Politicians Play for Charity
Published: Friday, April 1, 2011
Updated: Tuesday, April 5, 2011 15:04
Members of Congress coasted to victory in a hoops clinic against Georgetown University Law Center faculty and staff on Wednesday night, raising a record sum for a charity that provides legal aid to D.C.'s homeless.
A star-studded congressional team, the "Hill's Angels," was powered by Sen. Scott Brown (R-Mass.) and Sen. John Thune (R-S.D.) on its way to a 61-49 win against the "Hoya Lawyas" in the 24th annual Home Court Charity Basketball Game.
Secretary of Education Arne Duncan and President Obama's personal aide, Reggie Love, also played for the political juggernaut.
The exhibition game, orchestrated primarily by law students, raised more than $414,000 for the Washington Legal Clinic for the Homeless. The charity provides free legal services to the D.C. homeless on issues ranging from unfair evictions to acquiring food stamps.
About 350 people filled the bleachers at the Trinity-Washington University basketball center, many of them students who came to cheer on the Law Center team. A new addition to the Hoya Lawyas was William Treanor, the Law Center's dean.
"We won last year, and I have to say this year they've gone all-out," Treanor said at halftime. "They've got one former pro player and at least three former college players, but we're pretty pleased with what we're doing. We have the most heart."
Sen. Brown, known in his playing days as "Downtown Scotty Brown" at Tufts University, led the Hill's Angels in scoring with 15 points. Thune, who also played in college and whom Brown calls "the fastest man in Congress," added nine points and eight rebounds.
Duncan, a co-captain in his days with the Harvard Crimson, also had a brief professional stint in Australia. The secretary of education also played in this year's NBA All-Star Weekend celebrity basketball game in Los Angeles. He scored nine points Wednesday and led his team in assists.
"This is the least I could do to come out and support this extraordinary cause," Duncan said after the game. "The students are doing such great work and making a huge difference in the community, so I was happy to be a small, small part of this."
Rooting for both squads were cheerleaders from Georgetown and Thurgood Marshall Academy Public Charter High School in Southeast D.C. Jack the Bulldog also made an appearance to devour a box topped by a miniature Capitol dome replica.
The competitive contest was filled with memorable moments. In the first half, Brown blocked the shot of Associate Professor Laura Donohue, drawing a chorus of boos from the crowd. On the first possession of the second half, Reggie Love, a former national champion with Duke University's Blue Devils, threw down a powerful two-handed dunk.
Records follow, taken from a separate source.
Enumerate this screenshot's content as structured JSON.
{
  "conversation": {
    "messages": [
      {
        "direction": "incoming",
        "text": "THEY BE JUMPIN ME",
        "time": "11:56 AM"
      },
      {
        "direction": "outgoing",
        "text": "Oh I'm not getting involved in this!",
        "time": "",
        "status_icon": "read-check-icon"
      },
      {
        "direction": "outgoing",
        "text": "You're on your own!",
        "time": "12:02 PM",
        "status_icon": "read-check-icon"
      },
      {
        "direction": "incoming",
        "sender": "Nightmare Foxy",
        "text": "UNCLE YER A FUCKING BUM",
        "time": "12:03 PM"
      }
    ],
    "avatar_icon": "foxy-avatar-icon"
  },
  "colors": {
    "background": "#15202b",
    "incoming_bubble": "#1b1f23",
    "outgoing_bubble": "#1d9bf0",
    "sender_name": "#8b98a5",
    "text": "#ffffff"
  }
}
"I just wanted to remind everyone that I was here," he said.
Reggie Love, a frequent basketball partner of President Obama, said he hopes the president can make it out to one of the next editions of the Home Court classic.
The congressional team was led by Thune and Sen. Robert Casey, Jr. (D-Pa.) and coached by Rep. Laura Richardson (D-Calif.). The team featured three senators, two Senate aides and five members of the House of Representatives along with Duncan and Love. In 24 years, Home Court has raised nearly $4 million for the legal clinic, mostly through donations from attendees. The annual game provides over one-third of the charity's budget.
"I was stunned at over $400,000 — it's amazing," Duncan said. "To see all the time and effort that the students put in, this what it's all about. These are the future leaders. They are making a huge impact in the community. I'm just so proud of what they're doing."
Students also got a chance to get in on the action, when Aladdin Jaloudi (LAW '12) sank a half-court shot to win $10,000. Jaloudi, whose raffle ticket won him the chance for the shot, banked in the heave after it circled around the rim several times.
"I think the odds that I would make that shot were about five percent," Jaloudi said after making the basket. He said he had not touched a basketball in over six months and was mostly trying not to embarrass himself.
"I'm going to pay maybe 10 percent of my debt that I owe to all of the people sitting over there," Jaloudi said of his plans for the $10,000 as he pointed to the Law Center's bench.